At The University of Toledo Plastination Laboratory, Dr. Carlos Baptista, associate professor of neurosciences and president of the International Society for Plastination, can be seen preserving brains and other organs with plastic, a process called plastination.
“The plastination of organs is a somewhat simple process but it is very time-consuming,” Baptista said. “I like to think of plastination as an art and a science. When I look at a specimen and the techniques that I am using, I know exactly what I want the finished product to look like.”
Plastination is the process of preserving and demonstrating anatomical specimens to retain most of their natural features using a plastic resin. The process was developed in 1977 by Dr. Gunther von Hagens at the University of Heidelberg. Plastinated organs are used to view the specimens in their natural forms for medical study.
Currently, Baptista’s plastinated brains can be seen at two prestigious museums. The most recent display of his work is at the American Museum of Natural History in New York City, where a showcase contains two brains, one normal and one affected by Alzheimer’s disease. The two brains are on loan to the museum for the duration of the exhibit titled “Brain: The Inside Story.”
The other brain that Baptista plastinated has been on display since 1992 in the Museum of Science and Industry in Chicago. It is in a permanent exhibit called “Imaging: The Tools of Science” that shows a cross-sectioned brain next to corresponding CAT scan images. The exhibit won a distinguished award in 1993 from the American Association of Museums.
“I am very honored for the opportunity to present my work, not only for me, but for the Department of Neurosciences and the College of Medicine at UT,” Baptista said.
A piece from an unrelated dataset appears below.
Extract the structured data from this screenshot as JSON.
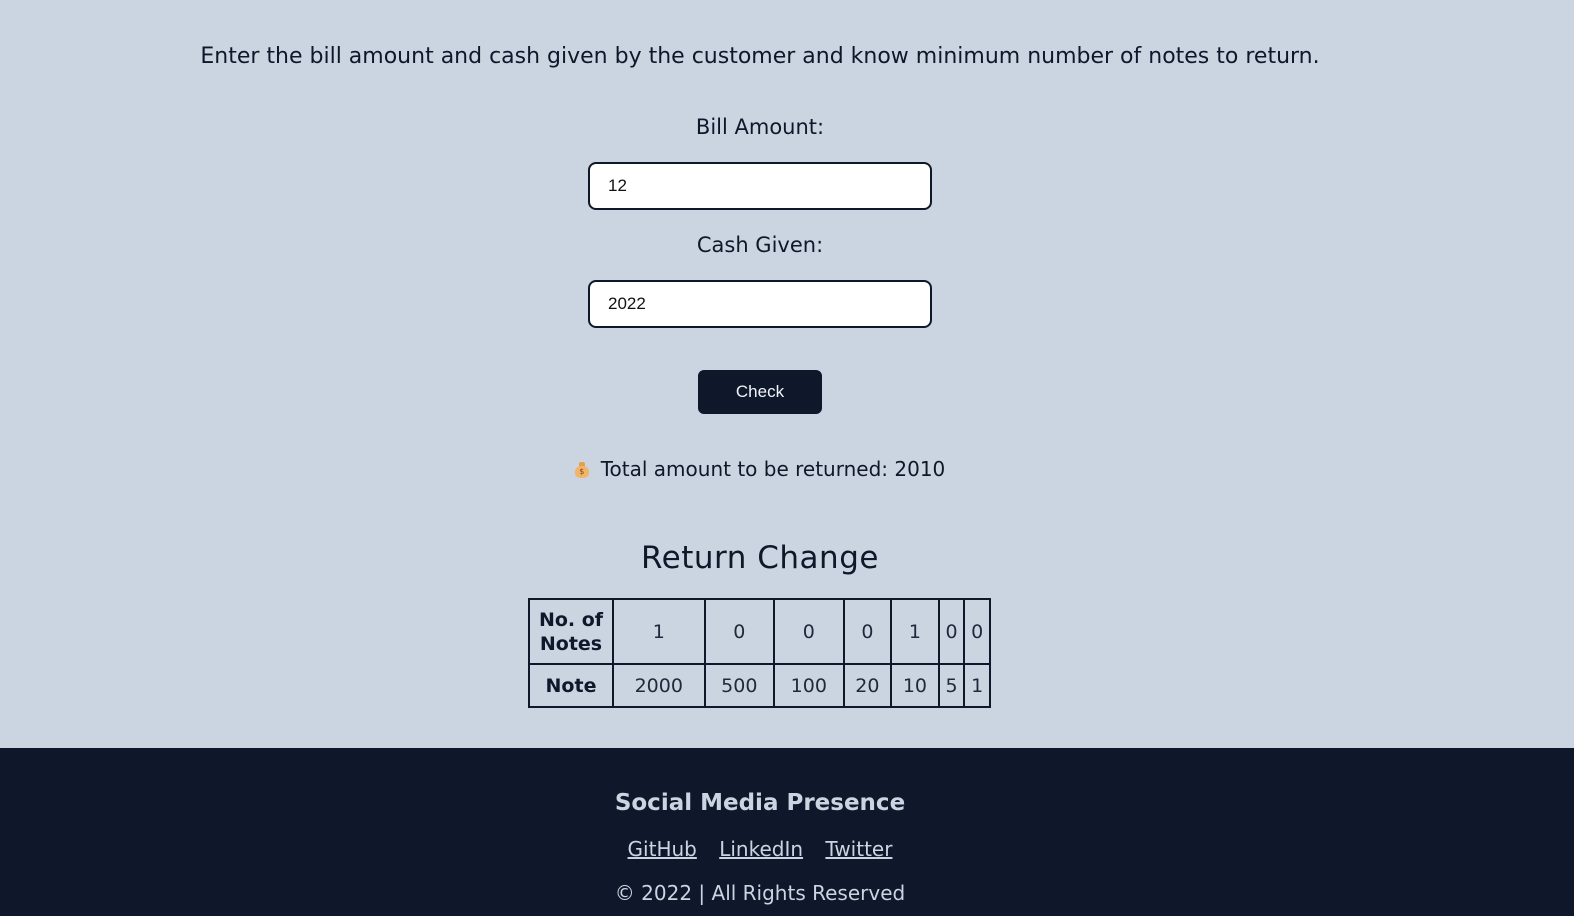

Originally from Brazil, Baptista joined the former Medical College of Ohio in 1987, the same year the Plastination Laboratory was founded as a multidisciplinary effort by the departments of Anatomy, Pathology, Radiology and Dentistry. Baptista is the director of the Plastination Laboratory.
The process of plastination takes an abundance of time. To plastinate one brain, Baptista said takes anywhere from two to four months. The process begins by removing all of the water from the tissue. This process, called dehydration, takes four weeks. The brain is then soaked in acetone for four weeks until it is ready for the forced impregnation, which vacuums out the acetone and injects a polymer into the tissue. The final part of the process is curing, in which the brain is hardened by a chemical that reacts with the silicone.
Baptista said the scientific exploration and educational value provided by the brains in New York and Chicago would not be possible without the generosity of donors who give their bodies to science through the University’s Anatomical Donation Program.
“More than 1,500 students learn about health and disease each semester at UT. They learn from the donated bodies, fulfilling the desires of the donors to educate the health-care students and the general population,” he said.
UT will host the 2011 10th International Interim Meeting for Plastination in July. There will be a mini-exhibit open to the public displaying plastinated specimens from many laboratories around the world and a workshop during the meeting, which is scheduled for July 9-12.
For more information, contact Baptista at firstname.lastname@example.org or click here.